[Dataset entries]
********************
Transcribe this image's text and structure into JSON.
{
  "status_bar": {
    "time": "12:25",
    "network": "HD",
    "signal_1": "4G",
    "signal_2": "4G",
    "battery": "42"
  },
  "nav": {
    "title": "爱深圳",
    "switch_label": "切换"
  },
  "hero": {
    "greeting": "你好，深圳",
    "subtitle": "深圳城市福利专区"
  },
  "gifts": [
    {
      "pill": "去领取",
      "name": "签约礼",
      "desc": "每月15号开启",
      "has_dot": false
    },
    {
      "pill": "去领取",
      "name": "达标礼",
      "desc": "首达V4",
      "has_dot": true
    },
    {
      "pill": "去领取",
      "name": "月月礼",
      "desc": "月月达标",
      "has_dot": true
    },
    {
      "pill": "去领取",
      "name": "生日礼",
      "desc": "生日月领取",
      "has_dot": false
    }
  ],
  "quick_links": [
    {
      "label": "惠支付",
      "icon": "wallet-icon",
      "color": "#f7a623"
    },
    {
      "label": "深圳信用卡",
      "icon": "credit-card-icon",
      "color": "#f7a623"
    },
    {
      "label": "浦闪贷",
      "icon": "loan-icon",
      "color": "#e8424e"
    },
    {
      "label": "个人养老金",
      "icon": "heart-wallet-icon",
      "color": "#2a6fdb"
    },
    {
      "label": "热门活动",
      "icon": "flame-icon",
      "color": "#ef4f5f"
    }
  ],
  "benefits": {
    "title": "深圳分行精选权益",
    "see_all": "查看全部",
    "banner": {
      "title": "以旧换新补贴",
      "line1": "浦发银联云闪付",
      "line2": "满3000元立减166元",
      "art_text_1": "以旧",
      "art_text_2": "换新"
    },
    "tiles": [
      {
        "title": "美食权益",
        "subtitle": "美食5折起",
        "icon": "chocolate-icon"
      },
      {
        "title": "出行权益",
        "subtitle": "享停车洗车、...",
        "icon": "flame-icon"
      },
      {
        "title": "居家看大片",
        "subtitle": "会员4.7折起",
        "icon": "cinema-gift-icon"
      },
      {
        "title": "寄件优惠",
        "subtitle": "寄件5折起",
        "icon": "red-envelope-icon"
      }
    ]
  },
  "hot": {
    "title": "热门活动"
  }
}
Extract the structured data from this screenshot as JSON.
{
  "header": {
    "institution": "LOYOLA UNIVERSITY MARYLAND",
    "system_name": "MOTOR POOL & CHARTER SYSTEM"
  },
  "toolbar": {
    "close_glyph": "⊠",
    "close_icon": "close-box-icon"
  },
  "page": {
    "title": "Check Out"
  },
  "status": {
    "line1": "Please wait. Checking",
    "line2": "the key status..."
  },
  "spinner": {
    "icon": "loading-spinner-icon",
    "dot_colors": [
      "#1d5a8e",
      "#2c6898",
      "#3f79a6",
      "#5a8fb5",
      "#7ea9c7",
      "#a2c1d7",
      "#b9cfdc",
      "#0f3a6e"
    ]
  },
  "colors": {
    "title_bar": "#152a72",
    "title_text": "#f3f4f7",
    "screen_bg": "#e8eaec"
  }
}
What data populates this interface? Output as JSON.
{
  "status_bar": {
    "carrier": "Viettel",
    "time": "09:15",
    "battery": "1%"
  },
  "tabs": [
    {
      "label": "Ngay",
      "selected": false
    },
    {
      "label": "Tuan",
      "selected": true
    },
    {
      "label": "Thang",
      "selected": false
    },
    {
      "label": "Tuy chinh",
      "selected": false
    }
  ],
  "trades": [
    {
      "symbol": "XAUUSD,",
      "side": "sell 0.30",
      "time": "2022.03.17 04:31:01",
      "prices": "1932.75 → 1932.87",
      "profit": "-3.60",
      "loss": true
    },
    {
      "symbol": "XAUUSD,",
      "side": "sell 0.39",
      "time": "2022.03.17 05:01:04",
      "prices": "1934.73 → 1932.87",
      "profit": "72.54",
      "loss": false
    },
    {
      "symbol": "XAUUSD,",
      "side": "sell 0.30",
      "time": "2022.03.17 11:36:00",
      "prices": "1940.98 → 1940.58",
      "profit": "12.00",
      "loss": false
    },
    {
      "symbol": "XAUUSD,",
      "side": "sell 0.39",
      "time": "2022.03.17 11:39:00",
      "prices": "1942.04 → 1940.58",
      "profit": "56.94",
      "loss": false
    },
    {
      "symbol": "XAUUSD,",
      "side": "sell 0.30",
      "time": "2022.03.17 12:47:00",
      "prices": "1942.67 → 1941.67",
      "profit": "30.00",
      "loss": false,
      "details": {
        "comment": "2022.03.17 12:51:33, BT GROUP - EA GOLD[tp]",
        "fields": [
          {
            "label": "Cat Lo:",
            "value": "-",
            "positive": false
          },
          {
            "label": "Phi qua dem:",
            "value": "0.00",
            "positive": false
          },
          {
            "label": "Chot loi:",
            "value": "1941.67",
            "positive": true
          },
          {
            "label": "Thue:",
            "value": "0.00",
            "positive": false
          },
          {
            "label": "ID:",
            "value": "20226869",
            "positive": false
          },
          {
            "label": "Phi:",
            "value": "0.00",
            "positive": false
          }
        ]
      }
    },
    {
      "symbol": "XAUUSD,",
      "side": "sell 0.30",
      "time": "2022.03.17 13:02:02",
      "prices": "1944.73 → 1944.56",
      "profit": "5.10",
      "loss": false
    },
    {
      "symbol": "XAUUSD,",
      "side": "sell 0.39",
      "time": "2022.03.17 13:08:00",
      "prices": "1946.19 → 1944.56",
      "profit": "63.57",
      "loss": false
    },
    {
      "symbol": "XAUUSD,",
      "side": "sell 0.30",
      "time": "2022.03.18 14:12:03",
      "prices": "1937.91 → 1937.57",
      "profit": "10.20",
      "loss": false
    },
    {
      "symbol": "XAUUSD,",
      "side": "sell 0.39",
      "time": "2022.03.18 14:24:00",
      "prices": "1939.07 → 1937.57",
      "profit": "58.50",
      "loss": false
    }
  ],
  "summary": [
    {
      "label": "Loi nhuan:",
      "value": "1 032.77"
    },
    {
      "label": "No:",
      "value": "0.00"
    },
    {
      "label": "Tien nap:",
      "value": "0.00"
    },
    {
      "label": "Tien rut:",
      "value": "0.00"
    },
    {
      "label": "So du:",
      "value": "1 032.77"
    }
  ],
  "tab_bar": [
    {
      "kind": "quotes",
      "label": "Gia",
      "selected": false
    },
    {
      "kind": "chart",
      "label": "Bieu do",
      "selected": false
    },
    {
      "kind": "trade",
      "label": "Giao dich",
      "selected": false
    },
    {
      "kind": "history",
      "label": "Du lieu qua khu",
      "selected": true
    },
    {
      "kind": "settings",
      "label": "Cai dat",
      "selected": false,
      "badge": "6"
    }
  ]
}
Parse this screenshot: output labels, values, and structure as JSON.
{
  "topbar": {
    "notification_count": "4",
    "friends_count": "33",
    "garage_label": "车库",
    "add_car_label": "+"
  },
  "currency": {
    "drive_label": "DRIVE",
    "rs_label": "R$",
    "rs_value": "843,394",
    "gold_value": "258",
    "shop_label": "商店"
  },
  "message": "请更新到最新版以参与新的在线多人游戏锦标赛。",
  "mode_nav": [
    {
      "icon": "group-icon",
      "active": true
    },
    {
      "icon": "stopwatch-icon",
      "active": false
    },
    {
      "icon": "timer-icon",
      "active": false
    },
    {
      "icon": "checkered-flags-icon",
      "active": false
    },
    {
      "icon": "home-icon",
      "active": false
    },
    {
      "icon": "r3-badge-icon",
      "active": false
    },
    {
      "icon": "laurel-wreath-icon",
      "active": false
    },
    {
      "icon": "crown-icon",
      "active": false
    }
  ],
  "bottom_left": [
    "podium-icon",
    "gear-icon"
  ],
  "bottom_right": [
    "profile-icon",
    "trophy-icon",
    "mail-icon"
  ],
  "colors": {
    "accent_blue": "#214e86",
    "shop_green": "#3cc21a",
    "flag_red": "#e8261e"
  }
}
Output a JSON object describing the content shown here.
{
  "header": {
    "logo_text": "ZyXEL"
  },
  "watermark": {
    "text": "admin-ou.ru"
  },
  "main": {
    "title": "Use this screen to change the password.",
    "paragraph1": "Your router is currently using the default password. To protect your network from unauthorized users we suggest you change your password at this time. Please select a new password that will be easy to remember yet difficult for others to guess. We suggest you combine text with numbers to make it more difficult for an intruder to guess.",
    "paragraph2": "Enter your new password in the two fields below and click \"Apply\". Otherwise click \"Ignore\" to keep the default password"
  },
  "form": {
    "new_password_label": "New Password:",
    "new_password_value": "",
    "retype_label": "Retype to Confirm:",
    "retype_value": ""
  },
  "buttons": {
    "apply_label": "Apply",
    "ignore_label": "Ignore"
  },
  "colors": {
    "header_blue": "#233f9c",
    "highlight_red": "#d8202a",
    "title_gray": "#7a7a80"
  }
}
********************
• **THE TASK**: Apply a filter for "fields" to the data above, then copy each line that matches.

• **ANSWER BOX**:
        "fields": [
    "paragraph2": "Enter your new password in the two fields below and click \"Apply\". Otherwise click \"Ignore\" to keep the default password"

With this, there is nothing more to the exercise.